**** Information shown

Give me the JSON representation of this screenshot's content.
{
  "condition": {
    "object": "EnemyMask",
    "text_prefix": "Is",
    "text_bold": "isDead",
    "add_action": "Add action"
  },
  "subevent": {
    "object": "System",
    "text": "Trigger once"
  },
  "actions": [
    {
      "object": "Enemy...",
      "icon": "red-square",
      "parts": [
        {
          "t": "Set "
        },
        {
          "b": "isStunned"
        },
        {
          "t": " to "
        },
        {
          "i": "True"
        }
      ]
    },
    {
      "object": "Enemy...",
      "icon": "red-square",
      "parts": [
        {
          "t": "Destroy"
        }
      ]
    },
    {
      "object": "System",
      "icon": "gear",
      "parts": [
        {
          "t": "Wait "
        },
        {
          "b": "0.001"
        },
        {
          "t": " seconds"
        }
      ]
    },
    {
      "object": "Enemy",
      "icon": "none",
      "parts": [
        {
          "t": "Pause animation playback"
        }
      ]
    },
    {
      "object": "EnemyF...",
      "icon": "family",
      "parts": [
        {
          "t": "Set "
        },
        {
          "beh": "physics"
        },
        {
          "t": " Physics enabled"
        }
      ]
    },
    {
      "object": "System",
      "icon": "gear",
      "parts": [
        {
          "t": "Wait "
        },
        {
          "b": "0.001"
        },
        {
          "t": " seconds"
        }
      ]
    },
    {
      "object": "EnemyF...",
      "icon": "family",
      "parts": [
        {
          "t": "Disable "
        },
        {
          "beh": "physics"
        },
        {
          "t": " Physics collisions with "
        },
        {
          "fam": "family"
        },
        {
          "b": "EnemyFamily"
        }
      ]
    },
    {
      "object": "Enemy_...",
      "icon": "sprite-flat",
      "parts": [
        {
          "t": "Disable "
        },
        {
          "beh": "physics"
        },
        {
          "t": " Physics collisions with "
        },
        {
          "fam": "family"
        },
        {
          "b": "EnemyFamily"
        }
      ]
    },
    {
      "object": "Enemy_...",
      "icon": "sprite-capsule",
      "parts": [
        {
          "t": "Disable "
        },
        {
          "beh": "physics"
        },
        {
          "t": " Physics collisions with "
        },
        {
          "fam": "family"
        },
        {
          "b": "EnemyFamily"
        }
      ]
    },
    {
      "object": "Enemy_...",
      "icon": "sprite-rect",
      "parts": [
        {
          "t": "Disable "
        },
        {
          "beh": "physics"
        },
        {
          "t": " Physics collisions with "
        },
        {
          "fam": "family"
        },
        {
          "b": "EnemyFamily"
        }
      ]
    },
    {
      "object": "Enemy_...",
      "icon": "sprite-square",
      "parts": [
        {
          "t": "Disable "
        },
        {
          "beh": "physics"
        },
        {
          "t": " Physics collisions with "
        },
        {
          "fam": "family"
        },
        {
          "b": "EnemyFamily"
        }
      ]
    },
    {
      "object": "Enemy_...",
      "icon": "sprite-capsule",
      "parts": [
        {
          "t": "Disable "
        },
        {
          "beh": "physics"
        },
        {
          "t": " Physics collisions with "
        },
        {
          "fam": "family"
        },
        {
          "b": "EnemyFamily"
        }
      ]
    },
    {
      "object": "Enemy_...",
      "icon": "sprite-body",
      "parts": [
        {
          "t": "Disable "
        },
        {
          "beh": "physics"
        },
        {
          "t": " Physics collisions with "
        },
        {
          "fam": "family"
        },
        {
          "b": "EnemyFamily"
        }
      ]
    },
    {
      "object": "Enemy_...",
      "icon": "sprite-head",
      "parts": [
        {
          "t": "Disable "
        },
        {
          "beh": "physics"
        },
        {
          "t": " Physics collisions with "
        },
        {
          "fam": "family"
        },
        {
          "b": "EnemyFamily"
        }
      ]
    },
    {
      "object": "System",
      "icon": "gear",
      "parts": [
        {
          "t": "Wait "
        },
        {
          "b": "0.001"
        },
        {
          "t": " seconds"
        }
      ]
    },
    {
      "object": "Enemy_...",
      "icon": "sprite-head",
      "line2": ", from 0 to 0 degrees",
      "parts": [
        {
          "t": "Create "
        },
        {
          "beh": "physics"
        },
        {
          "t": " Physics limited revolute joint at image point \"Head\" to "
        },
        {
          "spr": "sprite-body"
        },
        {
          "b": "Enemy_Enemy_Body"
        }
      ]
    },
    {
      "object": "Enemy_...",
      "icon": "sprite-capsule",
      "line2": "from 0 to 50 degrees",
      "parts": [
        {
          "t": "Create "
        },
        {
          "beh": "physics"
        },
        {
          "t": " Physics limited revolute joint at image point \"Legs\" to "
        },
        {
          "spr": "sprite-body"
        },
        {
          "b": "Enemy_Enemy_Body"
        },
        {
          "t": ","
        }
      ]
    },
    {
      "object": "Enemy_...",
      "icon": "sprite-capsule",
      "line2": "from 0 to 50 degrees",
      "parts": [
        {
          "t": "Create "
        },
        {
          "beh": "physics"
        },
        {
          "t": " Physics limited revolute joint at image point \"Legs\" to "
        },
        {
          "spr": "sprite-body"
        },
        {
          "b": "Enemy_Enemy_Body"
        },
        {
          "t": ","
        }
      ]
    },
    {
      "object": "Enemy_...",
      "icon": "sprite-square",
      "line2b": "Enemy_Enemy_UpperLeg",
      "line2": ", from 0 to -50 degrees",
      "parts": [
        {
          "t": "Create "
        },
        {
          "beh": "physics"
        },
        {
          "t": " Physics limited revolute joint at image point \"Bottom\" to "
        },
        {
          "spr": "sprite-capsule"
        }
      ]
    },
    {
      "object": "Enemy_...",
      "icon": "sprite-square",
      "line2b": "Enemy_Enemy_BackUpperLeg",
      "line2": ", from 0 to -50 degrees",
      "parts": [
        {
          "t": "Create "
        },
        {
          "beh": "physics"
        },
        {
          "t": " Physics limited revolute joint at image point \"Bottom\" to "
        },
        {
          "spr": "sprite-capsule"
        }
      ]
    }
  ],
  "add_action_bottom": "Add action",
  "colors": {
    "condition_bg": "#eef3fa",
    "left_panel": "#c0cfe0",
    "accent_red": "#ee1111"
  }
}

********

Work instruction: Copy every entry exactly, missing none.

Answer below:
Give me the JSON representation of this screenshot's content.
{
  "condition": {
    "object": "EnemyMask",
    "text_prefix": "Is",
    "text_bold": "isDead",
    "add_action": "Add action"
  },
  "subevent": {
    "object": "System",
    "text": "Trigger once"
  },
  "actions": [
    {
      "object": "Enemy...",
      "icon": "red-square",
      "parts": [
        {
          "t": "Set "
        },
        {
          "b": "isStunned"
        },
        {
          "t": " to "
        },
        {
          "i": "True"
        }
      ]
    },
    {
      "object": "Enemy...",
      "icon": "red-square",
      "parts": [
        {
          "t": "Destroy"
        }
      ]
    },
    {
      "object": "System",
      "icon": "gear",
      "parts": [
        {
          "t": "Wait "
        },
        {
          "b": "0.001"
        },
        {
          "t": " seconds"
        }
      ]
    },
    {
      "object": "Enemy",
      "icon": "none",
      "parts": [
        {
          "t": "Pause animation playback"
        }
      ]
    },
    {
      "object": "EnemyF...",
      "icon": "family",
      "parts": [
        {
          "t": "Set "
        },
        {
          "beh": "physics"
        },
        {
          "t": " Physics enabled"
        }
      ]
    },
    {
      "object": "System",
      "icon": "gear",
      "parts": [
        {
          "t": "Wait "
        },
        {
          "b": "0.001"
        },
        {
          "t": " seconds"
        }
      ]
    },
    {
      "object": "EnemyF...",
      "icon": "family",
      "parts": [
        {
          "t": "Disable "
        },
        {
          "beh": "physics"
        },
        {
          "t": " Physics collisions with "
        },
        {
          "fam": "family"
        },
        {
          "b": "EnemyFamily"
        }
      ]
    },
    {
      "object": "Enemy_...",
      "icon": "sprite-flat",
      "parts": [
        {
          "t": "Disable "
        },
        {
          "beh": "physics"
        },
        {
          "t": " Physics collisions with "
        },
        {
          "fam": "family"
        },
        {
          "b": "EnemyFamily"
        }
      ]
    },
    {
      "object": "Enemy_...",
      "icon": "sprite-capsule",
      "parts": [
        {
          "t": "Disable "
        },
        {
          "beh": "physics"
        },
        {
          "t": " Physics collisions with "
        },
        {
          "fam": "family"
        },
        {
          "b": "EnemyFamily"
        }
      ]
    },
    {
      "object": "Enemy_...",
      "icon": "sprite-rect",
      "parts": [
        {
          "t": "Disable "
        },
        {
          "beh": "physics"
        },
        {
          "t": " Physics collisions with "
        },
        {
          "fam": "family"
        },
        {
          "b": "EnemyFamily"
        }
      ]
    },
    {
      "object": "Enemy_...",
      "icon": "sprite-square",
      "parts": [
        {
          "t": "Disable "
        },
        {
          "beh": "physics"
        },
        {
          "t": " Physics collisions with "
        },
        {
          "fam": "family"
        },
        {
          "b": "EnemyFamily"
        }
      ]
    },
    {
      "object": "Enemy_...",
      "icon": "sprite-capsule",
      "parts": [
        {
          "t": "Disable "
        },
        {
          "beh": "physics"
        },
        {
          "t": " Physics collisions with "
        },
        {
          "fam": "family"
        },
        {
          "b": "EnemyFamily"
        }
      ]
    },
    {
      "object": "Enemy_...",
      "icon": "sprite-body",
      "parts": [
        {
          "t": "Disable "
        },
        {
          "beh": "physics"
        },
        {
          "t": " Physics collisions with "
        },
        {
          "fam": "family"
        },
        {
          "b": "EnemyFamily"
        }
      ]
    },
    {
      "object": "Enemy_...",
      "icon": "sprite-head",
      "parts": [
        {
          "t": "Disable "
        },
        {
          "beh": "physics"
        },
        {
          "t": " Physics collisions with "
        },
        {
          "fam": "family"
        },
        {
          "b": "EnemyFamily"
        }
      ]
    },
    {
      "object": "System",
      "icon": "gear",
      "parts": [
        {
          "t": "Wait "
        },
        {
          "b": "0.001"
        },
        {
          "t": " seconds"
        }
      ]
    },
    {
      "object": "Enemy_...",
      "icon": "sprite-head",
      "line2": ", from 0 to 0 degrees",
      "parts": [
        {
          "t": "Create "
        },
        {
          "beh": "physics"
        },
        {
          "t": " Physics limited revolute joint at image point \"Head\" to "
        },
        {
          "spr": "sprite-body"
        },
        {
          "b": "Enemy_Enemy_Body"
        }
      ]
    },
    {
      "object": "Enemy_...",
      "icon": "sprite-capsule",
      "line2": "from 0 to 50 degrees",
      "parts": [
        {
          "t": "Create "
        },
        {
          "beh": "physics"
        },
        {
          "t": " Physics limited revolute joint at image point \"Legs\" to "
        },
        {
          "spr": "sprite-body"
        },
        {
          "b": "Enemy_Enemy_Body"
        },
        {
          "t": ","
        }
      ]
    },
    {
      "object": "Enemy_...",
      "icon": "sprite-capsule",
      "line2": "from 0 to 50 degrees",
      "parts": [
        {
          "t": "Create "
        },
        {
          "beh": "physics"
        },
        {
          "t": " Physics limited revolute joint at image point \"Legs\" to "
        },
        {
          "spr": "sprite-body"
        },
        {
          "b": "Enemy_Enemy_Body"
        },
        {
          "t": ","
        }
      ]
    },
    {
      "object": "Enemy_...",
      "icon": "sprite-square",
      "line2b": "Enemy_Enemy_UpperLeg",
      "line2": ", from 0 to -50 degrees",
      "parts": [
        {
          "t": "Create "
        },
        {
          "beh": "physics"
        },
        {
          "t": " Physics limited revolute joint at image point \"Bottom\" to "
        },
        {
          "spr": "sprite-capsule"
        }
      ]
    },
    {
      "object": "Enemy_...",
      "icon": "sprite-square",
      "line2b": "Enemy_Enemy_BackUpperLeg",
      "line2": ", from 0 to -50 degrees",
      "parts": [
        {
          "t": "Create "
        },
        {
          "beh": "physics"
        },
        {
          "t": " Physics limited revolute joint at image point \"Bottom\" to "
        },
        {
          "spr": "sprite-capsule"
        }
      ]
    }
  ],
  "add_action_bottom": "Add action",
  "colors": {
    "condition_bg": "#eef3fa",
    "left_panel": "#c0cfe0",
    "accent_red": "#ee1111"
  }
}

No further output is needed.